  • supposing someone opens 2 clubs and partner states strong - opener's rho has great hand and bids 2NT to tell partner points and shape. everyone then passes, lead card and dummy put down then 2c opener states his 2c was weak.

    can you confirm when the opener should confirm that his partner has given misinformation. at one club I play, everyone says you cannot do anything until the end of the auction. In the TD video, when the lady alerted after her rho had passed, the auction was put back.

    can anyone confirm best procedure please

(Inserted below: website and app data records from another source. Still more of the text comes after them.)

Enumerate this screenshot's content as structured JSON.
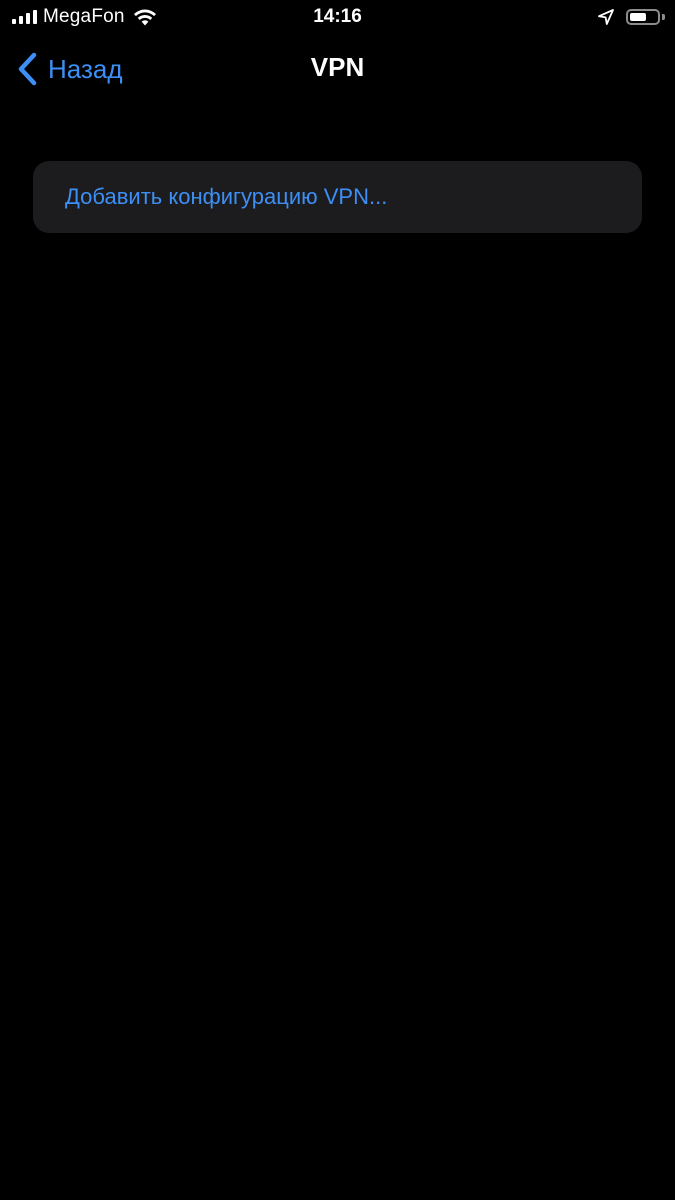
{
  "status_bar": {
    "carrier": "MegaFon",
    "time": "14:16",
    "battery_level": 0.6,
    "icons": [
      "signal-icon",
      "wifi-icon",
      "location-arrow-icon",
      "battery-icon"
    ]
  },
  "nav": {
    "back_label": "Назад",
    "title": "VPN"
  },
  "content": {
    "add_vpn_label": "Добавить конфигурацию VPN..."
  },
  "colors": {
    "background": "#000000",
    "group_background": "#1c1c1e",
    "accent": "#3d8ff5",
    "text": "#ffffff"
  }
}
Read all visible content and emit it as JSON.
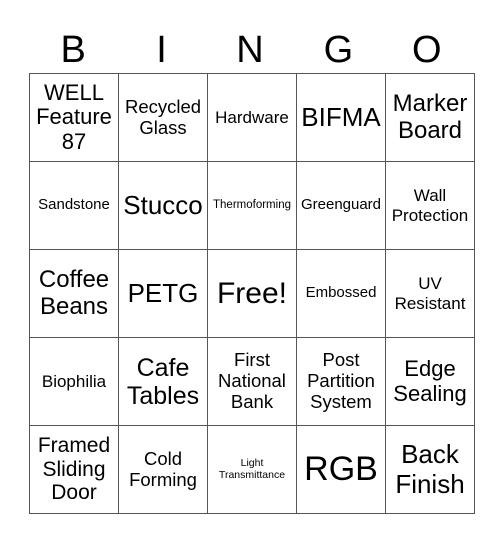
{
  "header": {
    "letters": [
      "B",
      "I",
      "N",
      "G",
      "O"
    ]
  },
  "board": {
    "rows": [
      [
        "WELL Feature 87",
        "Recycled Glass",
        "Hardware",
        "BIFMA",
        "Marker Board"
      ],
      [
        "Sandstone",
        "Stucco",
        "Thermoforming",
        "Greenguard",
        "Wall Protection"
      ],
      [
        "Coffee Beans",
        "PETG",
        "Free!",
        "Embossed",
        "UV Resistant"
      ],
      [
        "Biophilia",
        "Cafe Tables",
        "First National Bank",
        "Post Partition System",
        "Edge Sealing"
      ],
      [
        "Framed Sliding Door",
        "Cold Forming",
        "Light Transmittance",
        "RGB",
        "Back Finish"
      ]
    ]
  },
  "colors": {
    "background": "#ffffff",
    "text": "#000000",
    "grid_line": "#555555"
  }
}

  • If you are declarer or dummy you should correct misinformation at the end of the auction. Defenders should do it at the end of the play.
  • @gordonrainsford said:
    If you are declarer or dummy you should correct misinformation at the end of the auction. Defenders should do it at the end of the play.

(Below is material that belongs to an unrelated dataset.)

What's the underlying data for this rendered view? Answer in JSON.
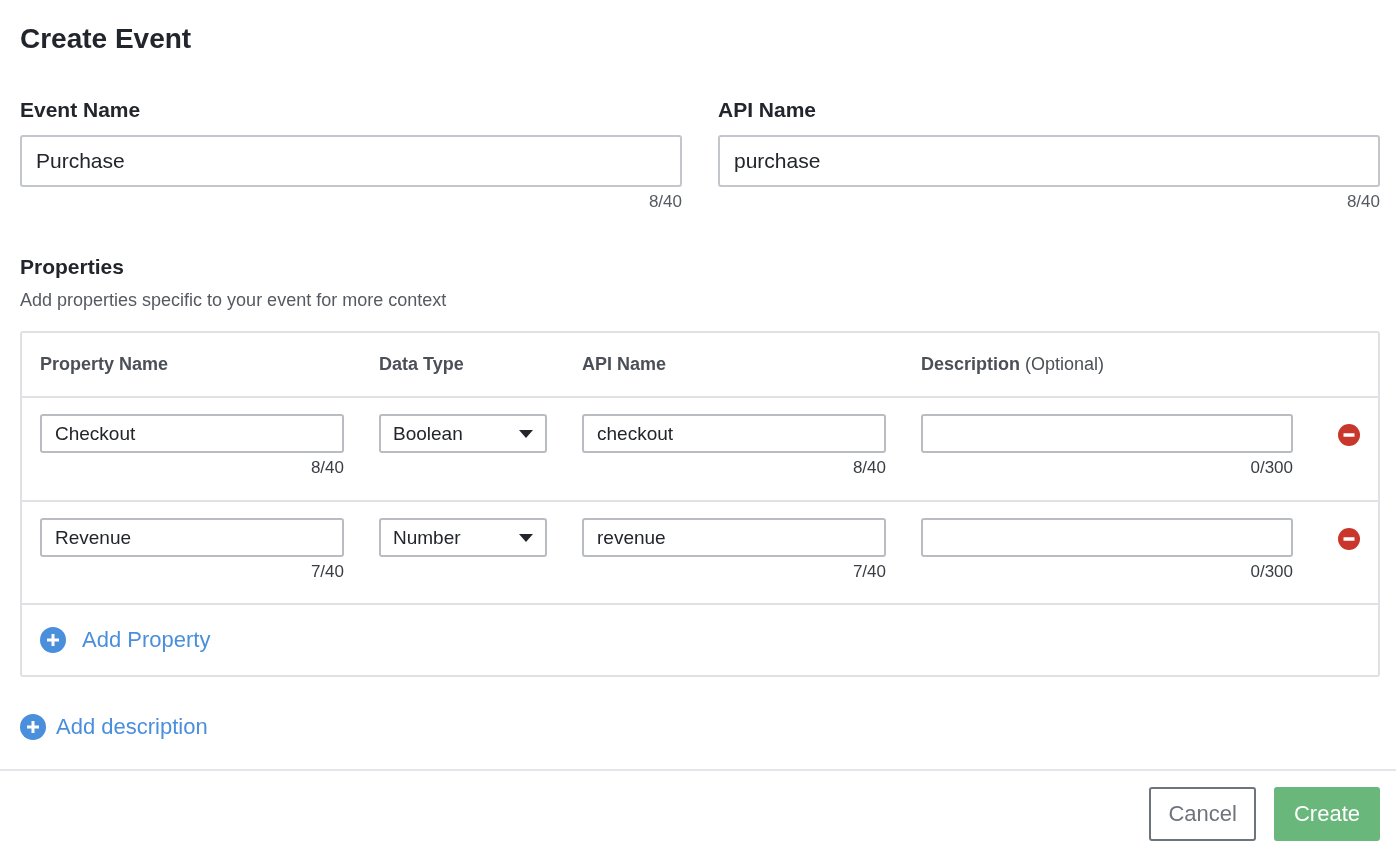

    Just to clarify for Sheba.... had the lady in the video not alerted at all then what Gordon says applies as to when her partner should correct the misinformation (in this case saying her partner should have alerted her bid but didn't)

    In the case in the video the lady forgot she should alert her partner's bid and so corrected her lapse as soon as she remembered. That is OK and is actually helpful because doing it when she did (before her LHO had called) gave her RHO a chance to call the director and change her Pass if she so wished

    Peter Bushby Suffolk

  • edited September 18

    [Robin]: "Adequate disclosure is not part of 7C1: no agreement is illegal because it is inadequate explained. The requirement for adequate disclosure is universal."

    The reason I asked was this used to be the case. An older version of the Blue Book had the following, where it is clear that proper disclosure is part of what makes the rest of clause (__c) applicable (whether this was intended or not). This would in no way relieve the player of the obligation for full disclosure in other situations.


    Strong openings are often described as ‘Extended Rule of 25’ which means the minimum allowed is any one or more of:
    (a) any hand of at least 16 HCP, or
    (b) any hand meeting the Rule of 25, or
    (c) subject to proper disclosure, a hand that contains at least the normal high-card strength associated with a one-level opening and at least eight clear cut tricks.

  • @VixTD said:
    The reason I asked was this used to be the case.

    I know (and knew you knew) but I find it easier to deal with the regulations as written, rather than look at how they had changed.

    1. I never heard anyone properly disclose their '8 clear cut tricks' hands under the previous regulation
    2. No one was ever 'done' for opening an '8 clear cut tricks' hand which their partner did not disclose properly
    3. Similarly, I have not heard anyone disclose that their 8 playing trick hands may not be strong if the suit is not clubs.

    'Ask Robin' in December's magazine may have something about 'Benji 2C' and 'intermediate-or-strong hands with 7/8 playing tricks in a major'. This may be a nudge towards some better disclosure or otherwise conforming to the regulation.

    As someone brought up on Acol twos, I do find it difficult to understand the desire to open 2C on hands which are not worth opening 1M and a jump rebid of 3M. Clearly I am getting old and grumpy :)

  • I've never charged anyone with playing an illegal method because they didn't disclose it either, but I would have done if they had, and that's what I've been teaching directors to do. I shan't any more.

Sign In or Register to comment.